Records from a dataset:
Content starts
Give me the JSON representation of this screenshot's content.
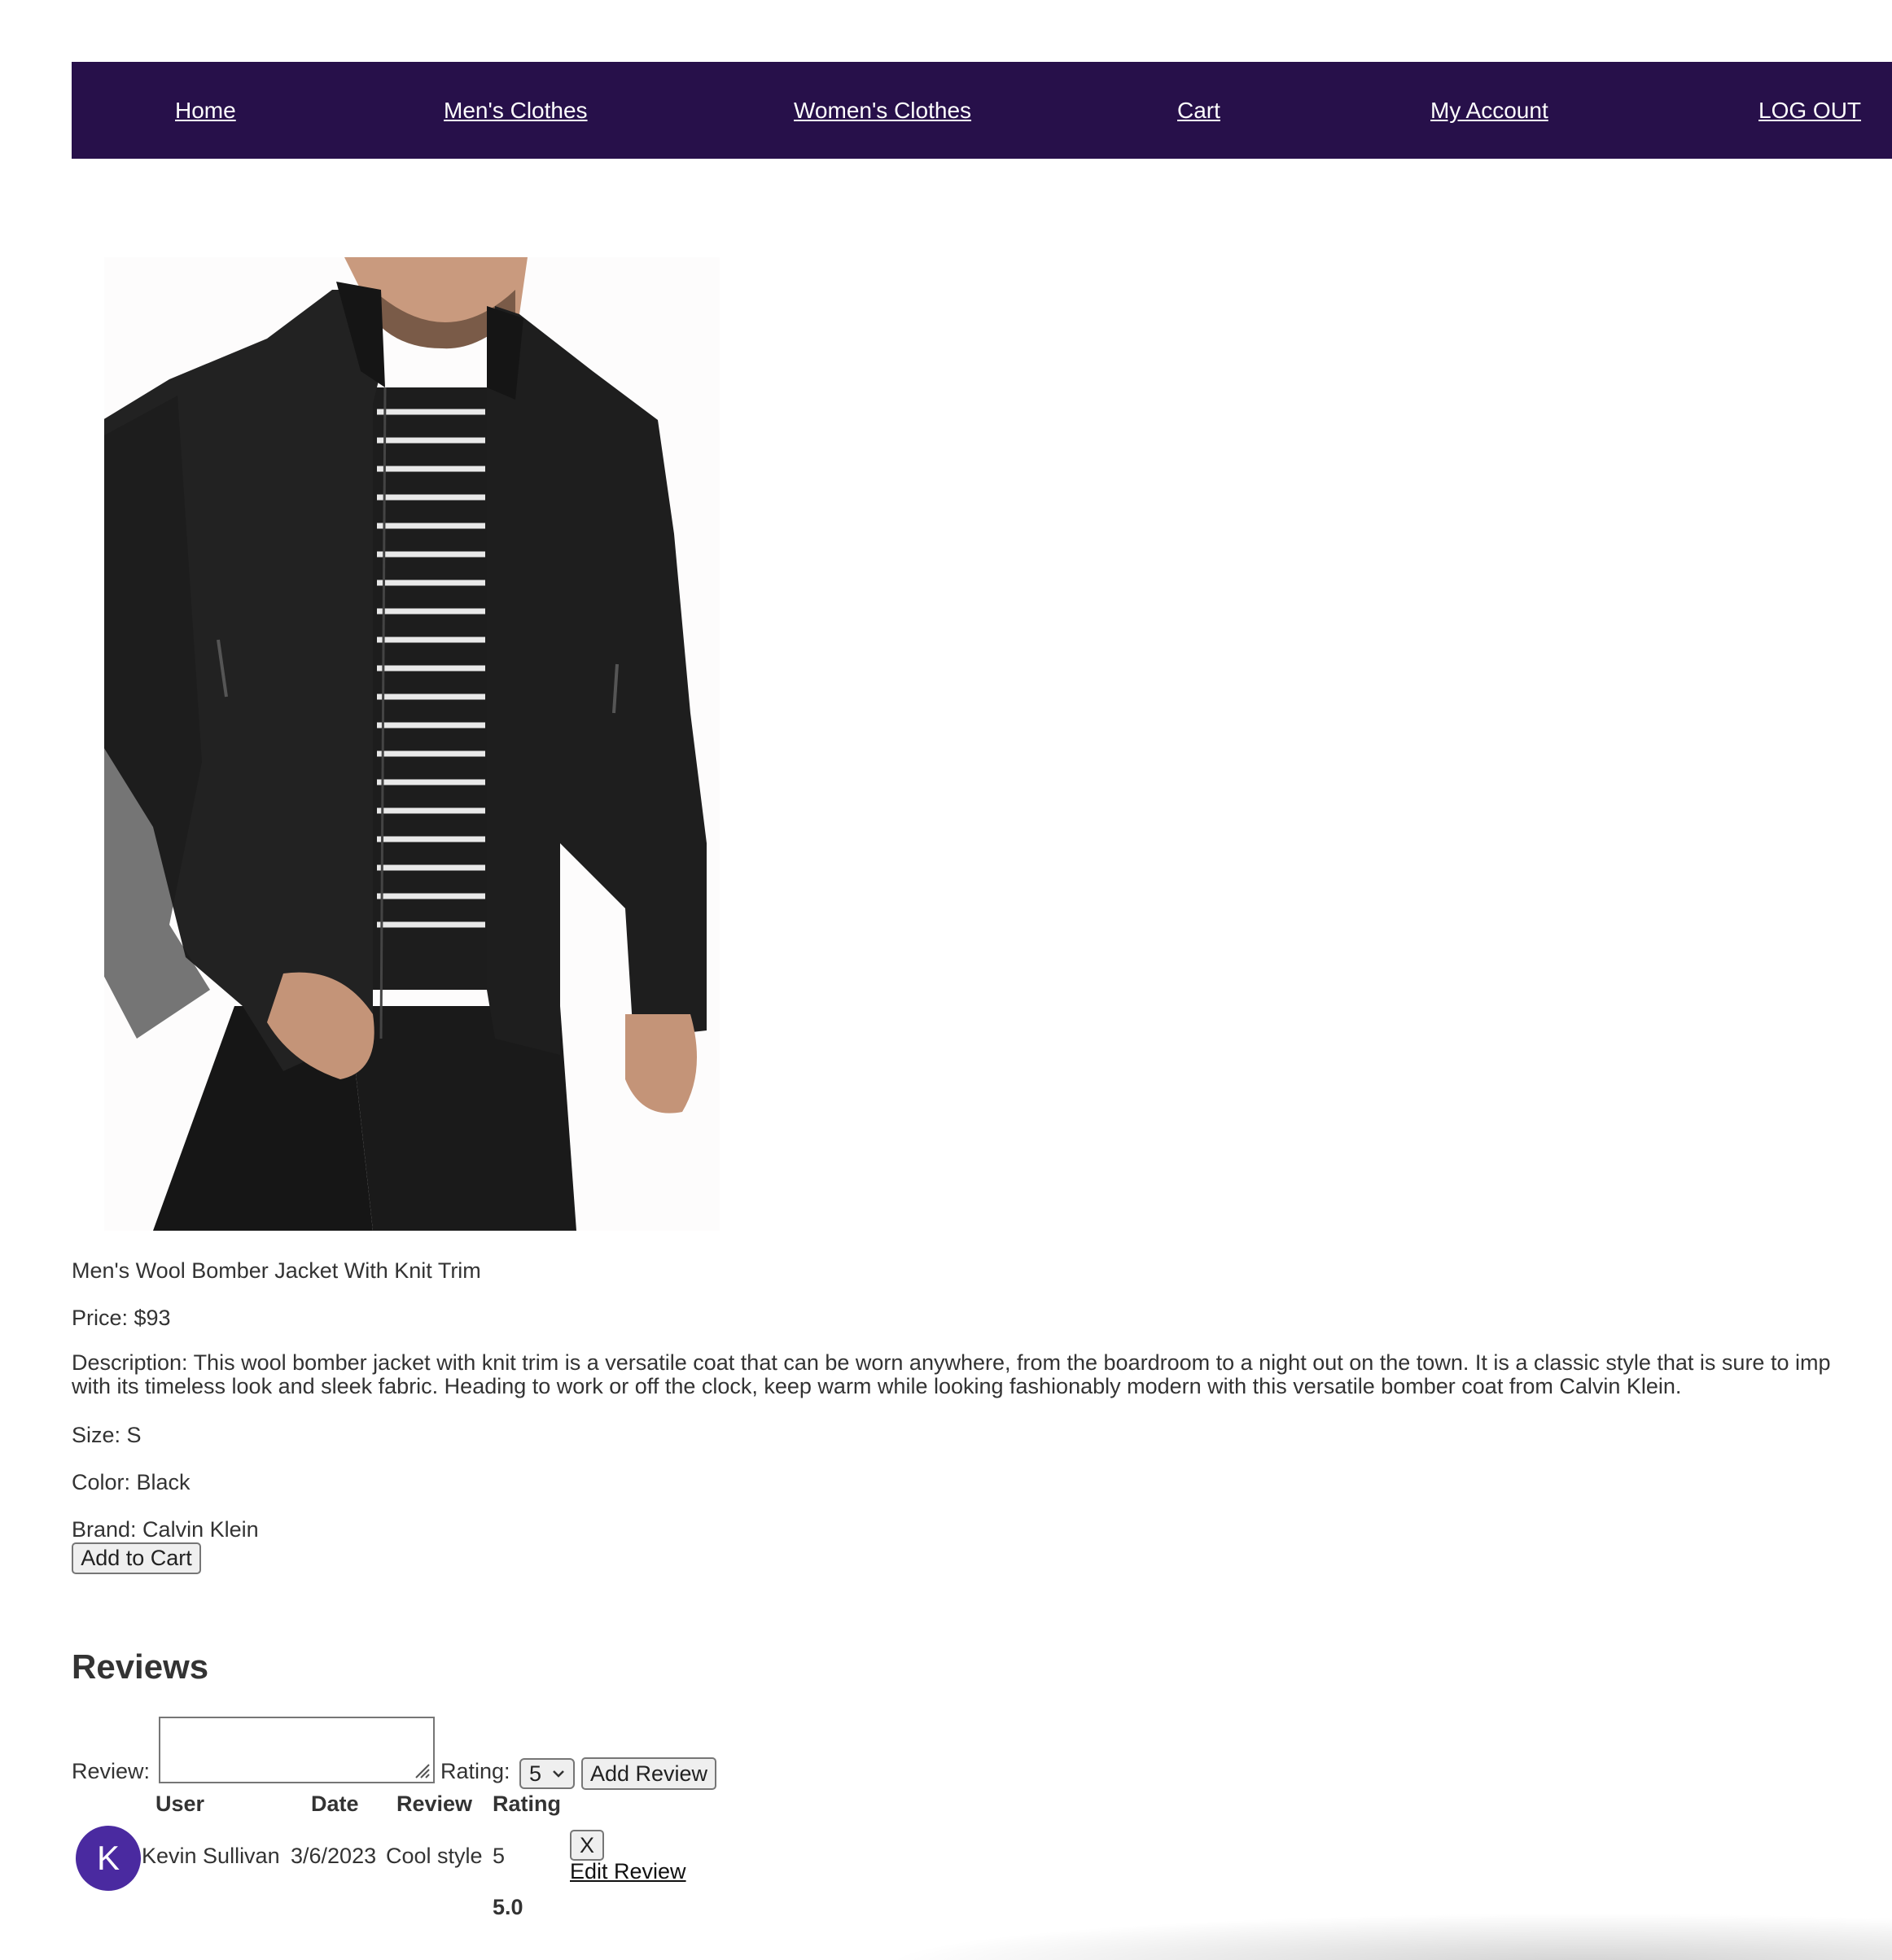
{
  "nav": {
    "home": "Home",
    "mens": "Men's Clothes",
    "womens": "Women's Clothes",
    "cart": "Cart",
    "account": "My Account",
    "logout": "LOG OUT"
  },
  "product": {
    "image_alt": "Men's wool bomber jacket worn by model",
    "name": "Men's Wool Bomber Jacket With Knit Trim",
    "price": "Price: $93",
    "description_line1": "Description: This wool bomber jacket with knit trim is a versatile coat that can be worn anywhere, from the boardroom to a night out on the town. It is a classic style that is sure to imp",
    "description_line2": "with its timeless look and sleek fabric. Heading to work or off the clock, keep warm while looking fashionably modern with this versatile bomber coat from Calvin Klein.",
    "size": "Size: S",
    "color": "Color: Black",
    "brand": "Brand: Calvin Klein",
    "add_to_cart": "Add to Cart"
  },
  "reviews": {
    "title": "Reviews",
    "review_label": "Review:",
    "review_value": "",
    "rating_label": "Rating:",
    "rating_selected": "5",
    "add_review": "Add Review",
    "columns": {
      "user": "User",
      "date": "Date",
      "review": "Review",
      "rating": "Rating"
    },
    "rows": [
      {
        "avatar_letter": "K",
        "user": "Kevin Sullivan",
        "date": "3/6/2023",
        "review": "Cool style",
        "rating": "5",
        "delete": "X",
        "edit": "Edit Review"
      }
    ],
    "average": "5.0"
  },
  "colors": {
    "nav_bg": "#27104a",
    "avatar_bg": "#4a2aa0"
  }
}
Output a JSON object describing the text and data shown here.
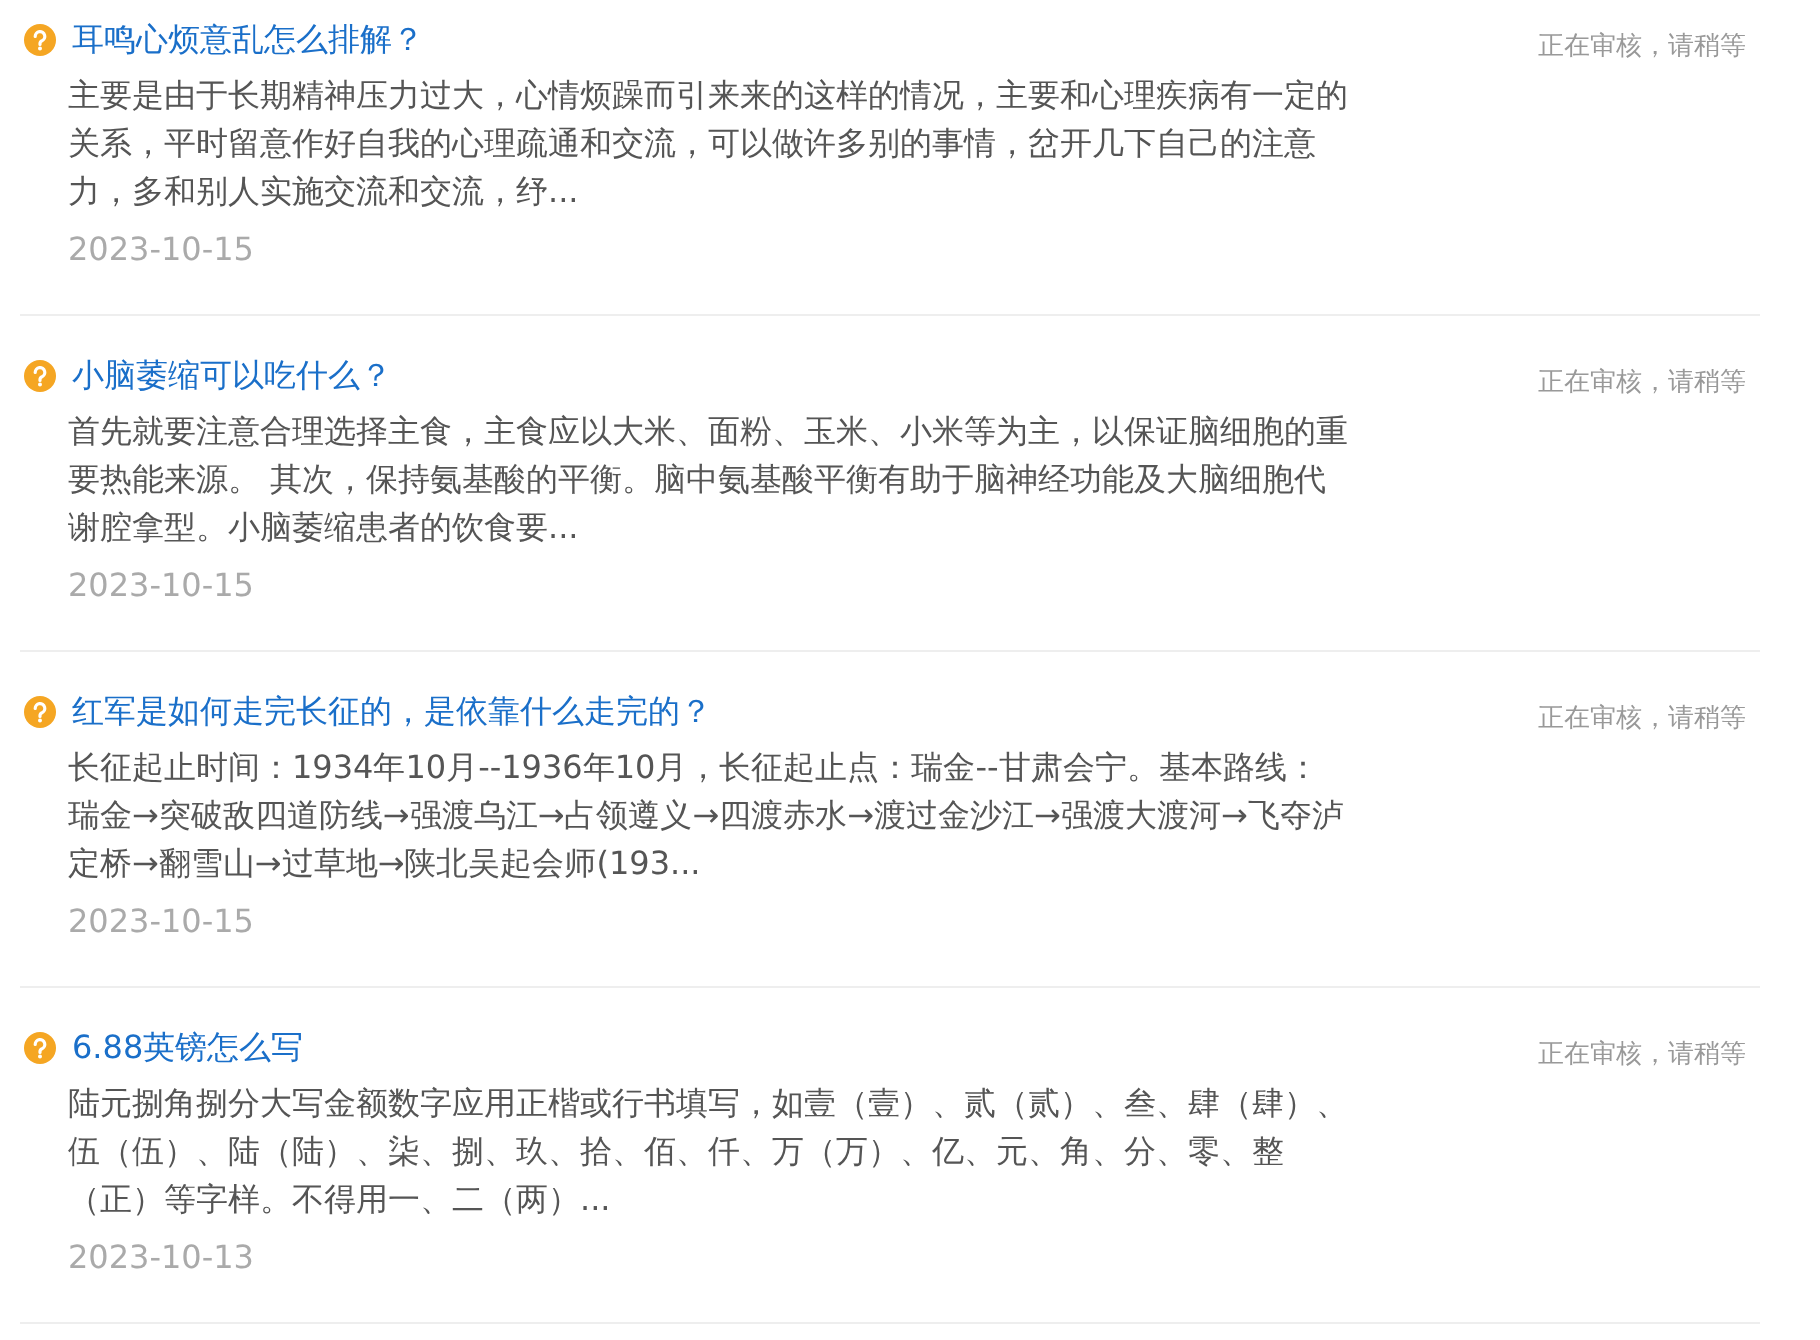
{
  "questions": [
    {
      "title": "耳鸣心烦意乱怎么排解？",
      "summary": "主要是由于长期精神压力过大，心情烦躁而引来来的这样的情况，主要和心理疾病有一定的关系，平时留意作好自我的心理疏通和交流，可以做许多别的事情，岔开几下自己的注意力，多和别人实施交流和交流，纾...",
      "date": "2023-10-15",
      "status": "正在审核，请稍等"
    },
    {
      "title": "小脑萎缩可以吃什么？",
      "summary": "首先就要注意合理选择主食，主食应以大米、面粉、玉米、小米等为主，以保证脑细胞的重要热能来源。 其次，保持氨基酸的平衡。脑中氨基酸平衡有助于脑神经功能及大脑细胞代谢腔拿型。小脑萎缩患者的饮食要...",
      "date": "2023-10-15",
      "status": "正在审核，请稍等"
    },
    {
      "title": "红军是如何走完长征的，是依靠什么走完的？",
      "summary": "长征起止时间：1934年10月--1936年10月，长征起止点：瑞金--甘肃会宁。基本路线：瑞金→突破敌四道防线→强渡乌江→占领遵义→四渡赤水→渡过金沙江→强渡大渡河→飞夺泸定桥→翻雪山→过草地→陕北吴起会师(193...",
      "date": "2023-10-15",
      "status": "正在审核，请稍等"
    },
    {
      "title": "6.88英镑怎么写",
      "summary": "陆元捌角捌分大写金额数字应用正楷或行书填写，如壹（壹）、贰（贰）、叁、肆（肆）、伍（伍）、陆（陆）、柒、捌、玖、拾、佰、仟、万（万）、亿、元、角、分、零、整（正）等字样。不得用一、二（两）...",
      "date": "2023-10-13",
      "status": "正在审核，请稍等"
    }
  ]
}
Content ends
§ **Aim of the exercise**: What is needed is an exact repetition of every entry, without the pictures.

§ **Solution to this problem**:
Give me the JSON representation of this screenshot's content.
{
  "nav": {
    "home": "Home",
    "mens": "Men's Clothes",
    "womens": "Women's Clothes",
    "cart": "Cart",
    "account": "My Account",
    "logout": "LOG OUT"
  },
  "product": {
    "image_alt": "Men's wool bomber jacket worn by model",
    "name": "Men's Wool Bomber Jacket With Knit Trim",
    "price": "Price: $93",
    "description_line1": "Description: This wool bomber jacket with knit trim is a versatile coat that can be worn anywhere, from the boardroom to a night out on the town. It is a classic style that is sure to imp",
    "description_line2": "with its timeless look and sleek fabric. Heading to work or off the clock, keep warm while looking fashionably modern with this versatile bomber coat from Calvin Klein.",
    "size": "Size: S",
    "color": "Color: Black",
    "brand": "Brand: Calvin Klein",
    "add_to_cart": "Add to Cart"
  },
  "reviews": {
    "title": "Reviews",
    "review_label": "Review:",
    "review_value": "",
    "rating_label": "Rating:",
    "rating_selected": "5",
    "add_review": "Add Review",
    "columns": {
      "user": "User",
      "date": "Date",
      "review": "Review",
      "rating": "Rating"
    },
    "rows": [
      {
        "avatar_letter": "K",
        "user": "Kevin Sullivan",
        "date": "3/6/2023",
        "review": "Cool style",
        "rating": "5",
        "delete": "X",
        "edit": "Edit Review"
      }
    ],
    "average": "5.0"
  },
  "colors": {
    "nav_bg": "#27104a",
    "avatar_bg": "#4a2aa0"
  }
}
Output a JSON object describing the text and data shown here.
{
  "questions": [
    {
      "title": "耳鸣心烦意乱怎么排解？",
      "summary": "主要是由于长期精神压力过大，心情烦躁而引来来的这样的情况，主要和心理疾病有一定的关系，平时留意作好自我的心理疏通和交流，可以做许多别的事情，岔开几下自己的注意力，多和别人实施交流和交流，纾...",
      "date": "2023-10-15",
      "status": "正在审核，请稍等"
    },
    {
      "title": "小脑萎缩可以吃什么？",
      "summary": "首先就要注意合理选择主食，主食应以大米、面粉、玉米、小米等为主，以保证脑细胞的重要热能来源。 其次，保持氨基酸的平衡。脑中氨基酸平衡有助于脑神经功能及大脑细胞代谢腔拿型。小脑萎缩患者的饮食要...",
      "date": "2023-10-15",
      "status": "正在审核，请稍等"
    },
    {
      "title": "红军是如何走完长征的，是依靠什么走完的？",
      "summary": "长征起止时间：1934年10月--1936年10月，长征起止点：瑞金--甘肃会宁。基本路线：瑞金→突破敌四道防线→强渡乌江→占领遵义→四渡赤水→渡过金沙江→强渡大渡河→飞夺泸定桥→翻雪山→过草地→陕北吴起会师(193...",
      "date": "2023-10-15",
      "status": "正在审核，请稍等"
    },
    {
      "title": "6.88英镑怎么写",
      "summary": "陆元捌角捌分大写金额数字应用正楷或行书填写，如壹（壹）、贰（贰）、叁、肆（肆）、伍（伍）、陆（陆）、柒、捌、玖、拾、佰、仟、万（万）、亿、元、角、分、零、整（正）等字样。不得用一、二（两）...",
      "date": "2023-10-13",
      "status": "正在审核，请稍等"
    }
  ]
}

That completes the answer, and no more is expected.